Fig. 14: Proportion of land-falling tropical cyclones rated as severe

Severe cyclones Aust %

Tropical cyclones in the past 48 years have decreased in number and intensity, and the proportion of severe tropical cyclones has also decreased, although it is entirely likely that this situation could reverse due to natural variability.

The Government’s Response

The Queensland Government is concerned cyclones may strike further south than they currently do.  They have records of cyclones going back 150 years.  Many, many of them have affected south-east Queensland and NSW.

The worst natural disaster in recorded Australian history was in March 1899 when TC Mahina (the Bathurst Bay cyclone) killed 307 people.

Here are some other significant tropical cyclones recorded by the Bureau:

February 1893 a cyclone crossed near Yeppoon.  This led to the Brisbane River floods.

January 1918. The Mackay cyclone, which caused many deaths.  There was a large storm surge and a barometric pressure reading of 932.6 hPa in a private barometer, and less than 944.8 hPa at the Post Office as the flange on the instrument prevented the needle from going lower.  Inland rainfall caused the highest recorded flood in the Fitzroy River.

March 1918. The Innisfail cyclone.  The pressure dropped to 926 hPa at Mourilyan Sugar Mill.  There was a large storm surge.  Almost all buildings in the town were destroyed or badly damaged.

March 1949.  A cyclone struck Rockhampton and Gladstone.

1967 TC Dinah affected southern Queensland and NSW.  The pressure dropped to 944.8 hPa at Sandy Cape.

In Queensland, counting only those cyclones that have actually crossed the coast, not just approached, here is a list of tropical cyclones since 1970 (see Figure 6) that have struck south of the Tropic of Capricorn (Rockhampton or Yeppoon.)

February 1971 TC Dora

February 1972 TC Daisy

March 1972 TC Emily

January 1974 TC Wanda

March 1974 TC Zoe

February 1976 TC Beth

March 1976 TC Dawn

February 1981 TC Cliff

March 1992 TC Fran

TC Nancy (January 1990) came close but did not actually cross the coast.

TC Marcia in February 2015 crossed the coast near Shoalwater Bay before moving south over Rockhampton.

There is also an impressive list of cyclones which have caused deaths and wind, wave, and flooding damage in NSW.   These include cyclones from 1892.  Included are:

March 1939, TC crossed the coast at Cape Byron.

January 1950   The Sydney cyclone of 1950, when the pressure dropped to 988 hPa in Sydney.

February 1954, TC crossed the coast at Tweed Heads, where the pressure dropped to 973 hPa.

February 1957 TC crossed the coast south of Port Macquarie.

January 1967 TC Dinah caused a large storm surge in the Tweed River.

February 1967 TC Barbara crossed the coast near Lismore.

March 1974 TC Zoe crossed the coast just north of the border and travelled through northern NSW.

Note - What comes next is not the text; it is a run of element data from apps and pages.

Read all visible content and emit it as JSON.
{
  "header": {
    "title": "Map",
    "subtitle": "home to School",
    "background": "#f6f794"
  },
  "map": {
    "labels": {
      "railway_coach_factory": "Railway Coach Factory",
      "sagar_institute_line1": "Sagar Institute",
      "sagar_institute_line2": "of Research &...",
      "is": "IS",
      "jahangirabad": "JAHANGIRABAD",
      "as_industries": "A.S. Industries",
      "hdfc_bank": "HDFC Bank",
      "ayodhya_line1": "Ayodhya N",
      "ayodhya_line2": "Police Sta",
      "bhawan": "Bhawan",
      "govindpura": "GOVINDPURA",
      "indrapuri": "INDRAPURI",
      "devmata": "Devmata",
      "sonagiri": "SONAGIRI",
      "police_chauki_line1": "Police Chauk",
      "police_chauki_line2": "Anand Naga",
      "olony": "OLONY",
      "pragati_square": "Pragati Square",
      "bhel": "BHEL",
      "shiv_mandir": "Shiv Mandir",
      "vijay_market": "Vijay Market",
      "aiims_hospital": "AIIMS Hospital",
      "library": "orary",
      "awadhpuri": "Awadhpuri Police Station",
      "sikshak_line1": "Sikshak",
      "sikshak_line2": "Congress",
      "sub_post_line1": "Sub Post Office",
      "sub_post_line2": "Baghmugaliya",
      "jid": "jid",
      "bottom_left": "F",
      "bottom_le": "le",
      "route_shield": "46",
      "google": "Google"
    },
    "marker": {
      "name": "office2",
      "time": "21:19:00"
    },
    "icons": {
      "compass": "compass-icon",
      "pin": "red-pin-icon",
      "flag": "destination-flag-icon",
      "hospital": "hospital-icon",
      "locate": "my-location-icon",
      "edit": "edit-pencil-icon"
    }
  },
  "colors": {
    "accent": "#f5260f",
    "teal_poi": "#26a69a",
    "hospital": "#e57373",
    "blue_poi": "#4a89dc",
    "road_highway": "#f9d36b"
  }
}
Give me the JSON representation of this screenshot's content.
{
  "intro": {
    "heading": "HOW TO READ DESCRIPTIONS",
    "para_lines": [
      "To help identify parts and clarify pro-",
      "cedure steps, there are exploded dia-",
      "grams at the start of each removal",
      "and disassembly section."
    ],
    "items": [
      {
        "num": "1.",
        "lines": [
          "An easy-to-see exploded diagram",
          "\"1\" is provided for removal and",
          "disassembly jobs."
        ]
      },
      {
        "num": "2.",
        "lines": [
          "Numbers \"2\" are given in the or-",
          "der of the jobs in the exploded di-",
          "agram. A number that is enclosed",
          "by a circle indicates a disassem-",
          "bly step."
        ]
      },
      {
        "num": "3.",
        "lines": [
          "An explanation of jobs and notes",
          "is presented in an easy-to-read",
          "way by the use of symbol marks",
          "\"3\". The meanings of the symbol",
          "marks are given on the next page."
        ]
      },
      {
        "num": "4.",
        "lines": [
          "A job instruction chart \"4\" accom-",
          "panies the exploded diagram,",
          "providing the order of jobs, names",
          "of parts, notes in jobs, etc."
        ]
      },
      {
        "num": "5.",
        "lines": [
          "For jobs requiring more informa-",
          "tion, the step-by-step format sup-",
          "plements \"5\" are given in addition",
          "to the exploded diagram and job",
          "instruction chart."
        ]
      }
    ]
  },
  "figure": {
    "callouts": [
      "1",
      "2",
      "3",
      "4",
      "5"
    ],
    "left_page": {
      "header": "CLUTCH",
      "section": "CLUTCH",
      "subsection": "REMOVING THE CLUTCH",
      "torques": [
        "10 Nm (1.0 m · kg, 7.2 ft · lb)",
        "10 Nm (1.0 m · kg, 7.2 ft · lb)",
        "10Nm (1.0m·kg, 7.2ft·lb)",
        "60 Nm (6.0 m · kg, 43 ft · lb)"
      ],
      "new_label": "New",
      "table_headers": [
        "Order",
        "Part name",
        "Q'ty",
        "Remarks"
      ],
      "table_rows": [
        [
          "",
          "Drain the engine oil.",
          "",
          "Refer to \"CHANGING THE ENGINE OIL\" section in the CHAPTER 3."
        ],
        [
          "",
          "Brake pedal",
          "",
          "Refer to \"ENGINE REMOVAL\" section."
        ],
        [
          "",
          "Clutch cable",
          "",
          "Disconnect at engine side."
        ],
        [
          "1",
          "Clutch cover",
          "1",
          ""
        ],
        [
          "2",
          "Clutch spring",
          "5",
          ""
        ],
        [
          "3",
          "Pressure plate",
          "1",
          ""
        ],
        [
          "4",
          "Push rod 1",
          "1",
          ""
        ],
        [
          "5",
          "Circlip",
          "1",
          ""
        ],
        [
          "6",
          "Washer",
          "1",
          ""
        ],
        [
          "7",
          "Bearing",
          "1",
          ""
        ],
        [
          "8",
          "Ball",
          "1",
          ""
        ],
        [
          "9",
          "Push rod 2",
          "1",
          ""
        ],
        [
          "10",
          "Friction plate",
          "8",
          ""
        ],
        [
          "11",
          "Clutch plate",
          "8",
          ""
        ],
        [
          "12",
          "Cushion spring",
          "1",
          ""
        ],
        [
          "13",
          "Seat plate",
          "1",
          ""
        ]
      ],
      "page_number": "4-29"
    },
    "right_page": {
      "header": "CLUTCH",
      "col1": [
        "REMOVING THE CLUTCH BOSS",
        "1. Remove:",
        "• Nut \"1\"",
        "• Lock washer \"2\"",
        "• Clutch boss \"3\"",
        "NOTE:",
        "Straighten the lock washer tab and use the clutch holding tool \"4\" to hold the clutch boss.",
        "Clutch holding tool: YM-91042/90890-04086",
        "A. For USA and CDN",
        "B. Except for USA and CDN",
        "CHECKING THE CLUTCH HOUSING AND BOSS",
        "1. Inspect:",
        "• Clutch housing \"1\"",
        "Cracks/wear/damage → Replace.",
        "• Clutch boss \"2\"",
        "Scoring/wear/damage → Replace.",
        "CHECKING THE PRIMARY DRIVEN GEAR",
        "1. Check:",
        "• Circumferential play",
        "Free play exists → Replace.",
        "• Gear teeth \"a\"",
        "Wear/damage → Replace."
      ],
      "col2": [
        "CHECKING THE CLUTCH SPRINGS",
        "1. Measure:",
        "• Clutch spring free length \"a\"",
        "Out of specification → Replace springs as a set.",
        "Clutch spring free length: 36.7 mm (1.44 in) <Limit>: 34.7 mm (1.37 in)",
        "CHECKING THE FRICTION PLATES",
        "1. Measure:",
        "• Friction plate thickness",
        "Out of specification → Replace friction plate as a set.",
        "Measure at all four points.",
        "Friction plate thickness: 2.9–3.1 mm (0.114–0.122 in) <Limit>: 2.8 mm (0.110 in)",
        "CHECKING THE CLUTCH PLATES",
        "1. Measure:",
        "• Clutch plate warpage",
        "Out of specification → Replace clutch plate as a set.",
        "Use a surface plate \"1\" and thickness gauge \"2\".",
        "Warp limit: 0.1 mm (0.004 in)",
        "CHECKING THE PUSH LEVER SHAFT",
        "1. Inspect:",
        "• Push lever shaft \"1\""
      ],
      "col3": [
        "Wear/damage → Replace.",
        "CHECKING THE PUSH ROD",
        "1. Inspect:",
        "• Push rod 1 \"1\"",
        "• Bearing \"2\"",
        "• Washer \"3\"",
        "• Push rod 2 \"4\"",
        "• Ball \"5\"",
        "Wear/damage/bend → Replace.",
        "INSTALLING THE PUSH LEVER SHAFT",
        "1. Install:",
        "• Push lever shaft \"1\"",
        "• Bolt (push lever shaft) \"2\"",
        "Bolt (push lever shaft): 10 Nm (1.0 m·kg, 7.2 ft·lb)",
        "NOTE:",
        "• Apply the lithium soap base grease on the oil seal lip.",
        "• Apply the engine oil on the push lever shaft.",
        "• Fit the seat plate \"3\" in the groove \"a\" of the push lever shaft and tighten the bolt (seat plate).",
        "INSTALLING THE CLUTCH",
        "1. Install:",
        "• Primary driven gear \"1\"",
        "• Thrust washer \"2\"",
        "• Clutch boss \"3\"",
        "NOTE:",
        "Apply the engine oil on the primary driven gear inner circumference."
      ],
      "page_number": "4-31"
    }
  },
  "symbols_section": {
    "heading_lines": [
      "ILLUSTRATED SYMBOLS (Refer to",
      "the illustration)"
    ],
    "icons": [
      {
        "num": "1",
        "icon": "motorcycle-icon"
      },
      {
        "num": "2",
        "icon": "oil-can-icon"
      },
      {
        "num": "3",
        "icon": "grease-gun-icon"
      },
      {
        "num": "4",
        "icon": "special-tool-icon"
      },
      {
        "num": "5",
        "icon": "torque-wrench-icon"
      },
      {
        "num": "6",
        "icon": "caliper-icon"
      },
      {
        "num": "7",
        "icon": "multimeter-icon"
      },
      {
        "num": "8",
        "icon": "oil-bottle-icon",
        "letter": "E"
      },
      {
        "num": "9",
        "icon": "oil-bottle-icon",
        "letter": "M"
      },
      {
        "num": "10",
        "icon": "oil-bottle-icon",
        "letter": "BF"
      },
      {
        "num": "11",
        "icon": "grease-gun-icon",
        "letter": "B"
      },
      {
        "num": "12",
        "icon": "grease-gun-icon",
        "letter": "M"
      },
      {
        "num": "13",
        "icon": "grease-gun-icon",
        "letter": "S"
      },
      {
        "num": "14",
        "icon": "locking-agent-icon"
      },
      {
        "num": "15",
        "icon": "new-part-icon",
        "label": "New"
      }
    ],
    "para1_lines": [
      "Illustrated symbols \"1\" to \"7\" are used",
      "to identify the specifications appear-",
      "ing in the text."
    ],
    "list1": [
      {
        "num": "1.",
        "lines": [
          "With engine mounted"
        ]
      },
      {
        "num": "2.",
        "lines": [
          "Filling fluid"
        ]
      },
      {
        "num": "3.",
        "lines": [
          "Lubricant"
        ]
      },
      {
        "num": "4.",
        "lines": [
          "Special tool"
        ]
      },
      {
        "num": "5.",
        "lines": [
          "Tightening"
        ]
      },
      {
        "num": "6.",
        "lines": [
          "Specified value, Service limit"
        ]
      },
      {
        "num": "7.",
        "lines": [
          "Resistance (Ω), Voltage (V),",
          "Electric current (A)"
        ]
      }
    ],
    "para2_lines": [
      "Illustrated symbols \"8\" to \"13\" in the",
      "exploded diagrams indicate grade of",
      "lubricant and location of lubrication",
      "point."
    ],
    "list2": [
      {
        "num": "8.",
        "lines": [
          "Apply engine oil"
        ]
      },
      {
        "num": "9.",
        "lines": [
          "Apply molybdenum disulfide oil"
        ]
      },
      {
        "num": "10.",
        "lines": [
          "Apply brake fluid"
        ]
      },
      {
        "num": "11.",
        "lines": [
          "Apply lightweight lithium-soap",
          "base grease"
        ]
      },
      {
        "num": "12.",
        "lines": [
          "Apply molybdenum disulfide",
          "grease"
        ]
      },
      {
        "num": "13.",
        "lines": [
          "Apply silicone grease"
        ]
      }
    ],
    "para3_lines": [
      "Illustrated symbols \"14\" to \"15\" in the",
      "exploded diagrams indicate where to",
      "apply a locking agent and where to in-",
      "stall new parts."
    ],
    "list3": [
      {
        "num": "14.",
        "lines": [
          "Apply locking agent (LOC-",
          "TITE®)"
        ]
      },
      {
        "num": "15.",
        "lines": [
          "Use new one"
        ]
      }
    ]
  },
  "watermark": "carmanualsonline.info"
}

January 1990  TC Nancy did not cross the coast but passed about 50km east of Cape Byron.

The Reality

Contrary to Minister Crawford’s claim, and the media’s breathless and uncritical reporting, tropical cyclones in the past 48 years have decreased in number and intensity, and the proportion of severe tropical cyclones has also decreased.  Predictions of future trends are purely speculative.  The current 26 year lull in tropical cyclones hitting the south of Queensland and northern NSW is unusual.  In the past it was normal for cyclones to strike much further south than they do now.  We should not become complacent.